Samir Nasri’s injury force out at half time was a dismaying development but Andrey Arshavin, his replacement made his mark in an unexpected way. The Russian so fond of steaming upfield without the due diligence of tracking back showed a penchant for timely tackles. Arsenal’s improved effort on defense stemmed from Jack Wilshere and Alex Song successfully sniffing out incipient attacks. Laurent Koscielny also caught the eye with his tough marshaling. And Bakary Sagna came out best in an absorbing duel with both Nani and Patrice Evra.
The introduction of both Sebastian Squillaci and Emmanuel Eboue was met with murmurs of trepidation. The former’s vulnerability against pace is well documented but Wenger had no choice because of Johan Djourou’s injury. The Cote d’Ivoirian’s was a definite gamble given his propensity for mentally fragile moments. Wenger probably deciding Walcott could do no more.
Arsenal dodged another painful end when Chris Foy overlooked Michael Owen getting tangled up in added time for a penalty call. For an added bonus the sight of Wojciech Szczesny milking the clock in perfectly intelligent ways shows a goalkeeper fully confident in his powers. He did not have very much to do except for a couple of Rooney free kicks and a save off a Nani snapshot.
The gap between Chelsea and Man Utd close to three and if Utd have to win the title they will have to do it at home next weekend against their second placed opposition. For a match, the Emirates was not their happy hunting grounds.

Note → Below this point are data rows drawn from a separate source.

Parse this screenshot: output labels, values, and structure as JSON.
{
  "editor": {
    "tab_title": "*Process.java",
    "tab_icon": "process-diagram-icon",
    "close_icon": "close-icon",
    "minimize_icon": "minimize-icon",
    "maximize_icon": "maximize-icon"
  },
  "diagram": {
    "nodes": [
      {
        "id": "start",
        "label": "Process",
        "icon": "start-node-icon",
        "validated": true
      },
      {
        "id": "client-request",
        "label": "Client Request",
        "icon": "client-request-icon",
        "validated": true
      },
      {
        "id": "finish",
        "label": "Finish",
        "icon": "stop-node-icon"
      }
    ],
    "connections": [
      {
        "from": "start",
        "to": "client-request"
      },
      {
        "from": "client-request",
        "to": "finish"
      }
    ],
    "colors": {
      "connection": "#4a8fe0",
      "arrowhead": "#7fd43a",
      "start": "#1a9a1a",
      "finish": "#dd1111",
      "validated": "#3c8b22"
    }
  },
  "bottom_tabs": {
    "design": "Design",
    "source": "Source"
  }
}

If they win the title it will be despite their poor away record. Fortress Old Trafford remains their best bet.